— PROBLEM STATEMENT —
Show, from the records below, all lines that contain the word "parameter".

— SOURCE RECORDS —
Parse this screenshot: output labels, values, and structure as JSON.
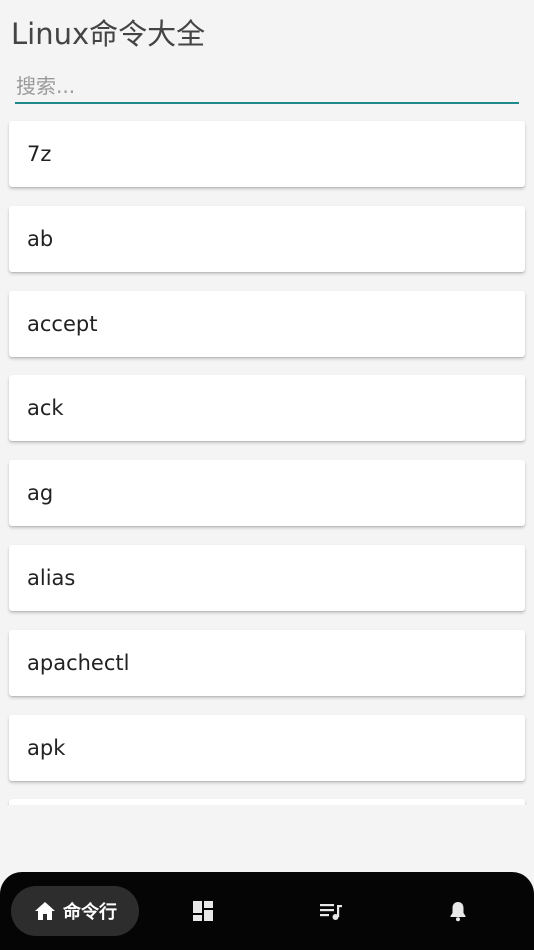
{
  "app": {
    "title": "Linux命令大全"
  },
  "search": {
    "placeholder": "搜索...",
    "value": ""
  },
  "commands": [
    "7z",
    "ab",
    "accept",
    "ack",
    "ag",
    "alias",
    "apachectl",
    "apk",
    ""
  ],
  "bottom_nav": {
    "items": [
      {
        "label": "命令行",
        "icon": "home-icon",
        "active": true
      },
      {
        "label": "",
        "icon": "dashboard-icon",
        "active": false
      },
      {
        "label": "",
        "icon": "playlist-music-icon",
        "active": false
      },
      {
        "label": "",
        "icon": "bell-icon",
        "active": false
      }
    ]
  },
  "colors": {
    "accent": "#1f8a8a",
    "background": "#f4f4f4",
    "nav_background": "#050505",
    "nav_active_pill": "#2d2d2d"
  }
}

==

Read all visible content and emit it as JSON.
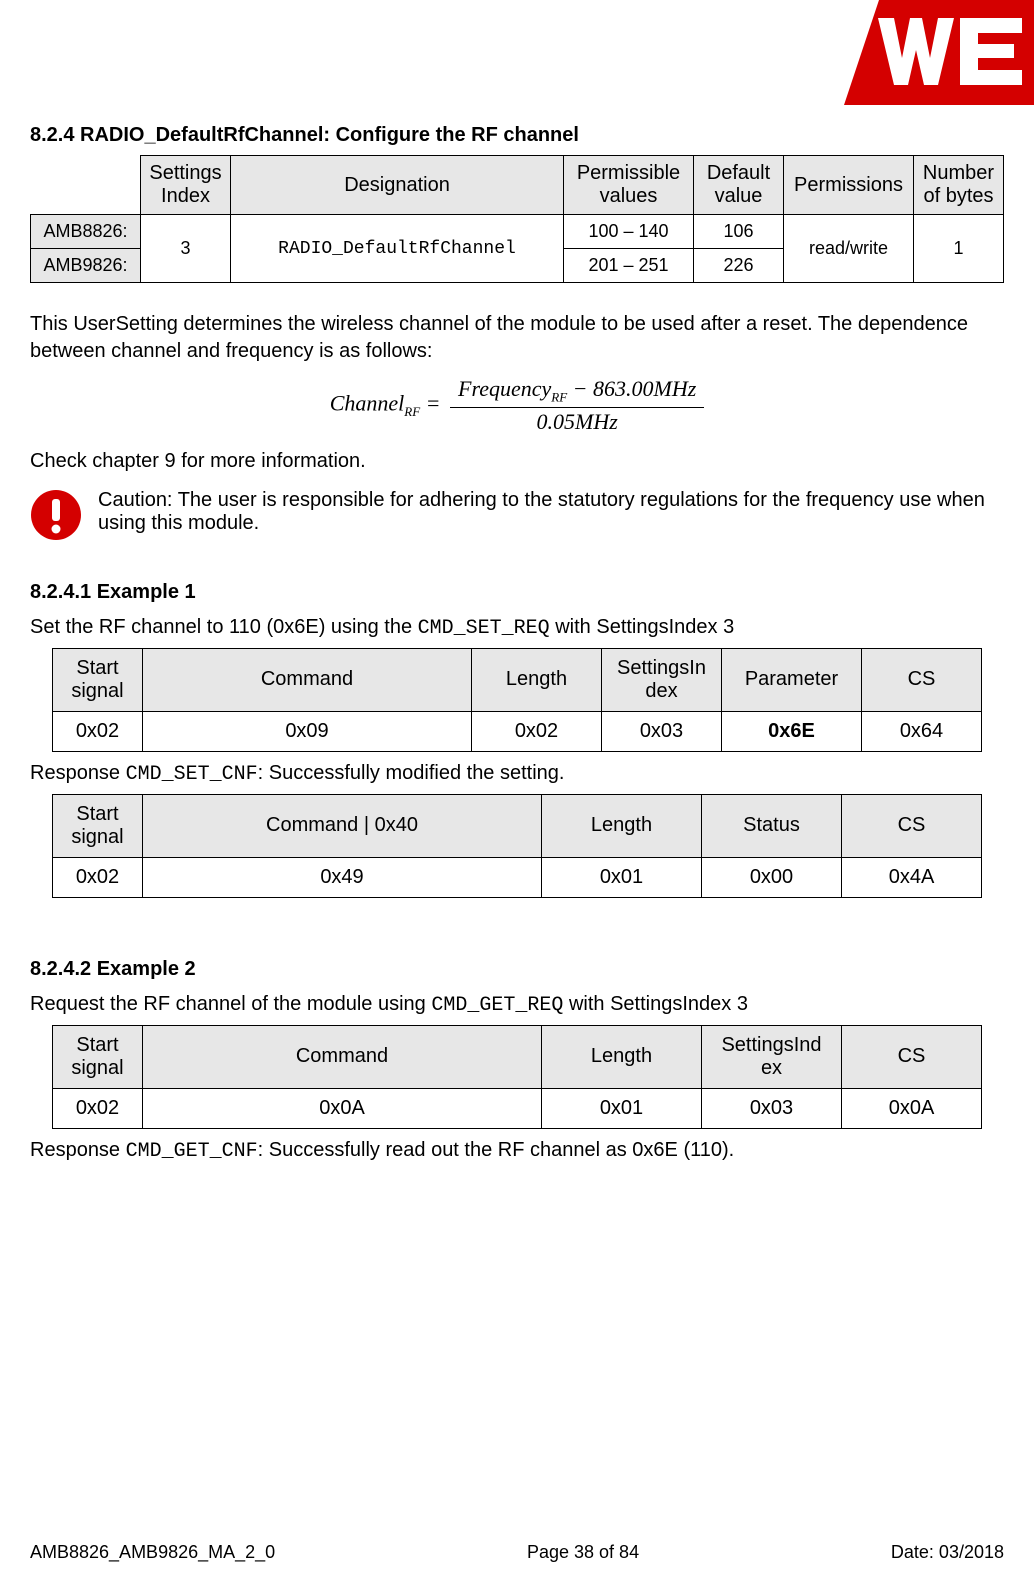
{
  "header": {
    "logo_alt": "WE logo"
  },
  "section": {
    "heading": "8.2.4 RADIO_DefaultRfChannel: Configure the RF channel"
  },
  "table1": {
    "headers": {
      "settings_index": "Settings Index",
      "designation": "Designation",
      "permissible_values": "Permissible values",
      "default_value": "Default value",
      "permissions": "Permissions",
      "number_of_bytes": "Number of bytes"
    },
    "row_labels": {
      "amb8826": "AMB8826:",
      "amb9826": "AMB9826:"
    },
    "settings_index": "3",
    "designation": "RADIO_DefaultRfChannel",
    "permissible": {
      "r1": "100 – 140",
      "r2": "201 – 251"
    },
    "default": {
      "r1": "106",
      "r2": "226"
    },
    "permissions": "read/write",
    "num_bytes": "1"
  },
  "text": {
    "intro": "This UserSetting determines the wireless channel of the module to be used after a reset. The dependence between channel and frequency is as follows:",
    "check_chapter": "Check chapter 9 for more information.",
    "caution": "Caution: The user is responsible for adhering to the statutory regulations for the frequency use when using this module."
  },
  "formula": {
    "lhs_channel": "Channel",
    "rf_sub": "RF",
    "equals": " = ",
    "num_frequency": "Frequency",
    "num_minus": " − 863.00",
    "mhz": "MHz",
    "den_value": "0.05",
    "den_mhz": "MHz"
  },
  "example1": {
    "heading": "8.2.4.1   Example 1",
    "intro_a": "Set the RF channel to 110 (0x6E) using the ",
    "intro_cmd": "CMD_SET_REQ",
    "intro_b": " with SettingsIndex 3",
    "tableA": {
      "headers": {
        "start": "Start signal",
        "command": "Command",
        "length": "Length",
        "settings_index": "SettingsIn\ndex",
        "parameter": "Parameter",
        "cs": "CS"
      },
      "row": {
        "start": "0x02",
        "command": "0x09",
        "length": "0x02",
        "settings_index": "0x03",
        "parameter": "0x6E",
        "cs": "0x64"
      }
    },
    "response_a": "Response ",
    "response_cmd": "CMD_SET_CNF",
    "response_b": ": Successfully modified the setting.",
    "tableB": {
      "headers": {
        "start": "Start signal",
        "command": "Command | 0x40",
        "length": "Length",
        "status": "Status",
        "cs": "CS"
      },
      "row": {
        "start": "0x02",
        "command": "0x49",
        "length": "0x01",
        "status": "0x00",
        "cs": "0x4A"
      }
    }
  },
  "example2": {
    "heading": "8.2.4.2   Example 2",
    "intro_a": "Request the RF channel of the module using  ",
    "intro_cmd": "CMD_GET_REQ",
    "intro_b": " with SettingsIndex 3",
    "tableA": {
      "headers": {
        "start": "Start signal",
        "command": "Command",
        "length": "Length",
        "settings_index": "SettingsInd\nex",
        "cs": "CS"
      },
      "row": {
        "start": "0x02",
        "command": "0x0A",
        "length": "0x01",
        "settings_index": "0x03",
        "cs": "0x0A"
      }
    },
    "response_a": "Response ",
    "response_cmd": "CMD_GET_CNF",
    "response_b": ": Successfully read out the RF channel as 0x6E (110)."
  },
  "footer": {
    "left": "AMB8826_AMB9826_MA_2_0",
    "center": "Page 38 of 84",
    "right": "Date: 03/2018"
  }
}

— FINAL ANSWER —
        "parameter": "Parameter",
        "parameter": "0x6E",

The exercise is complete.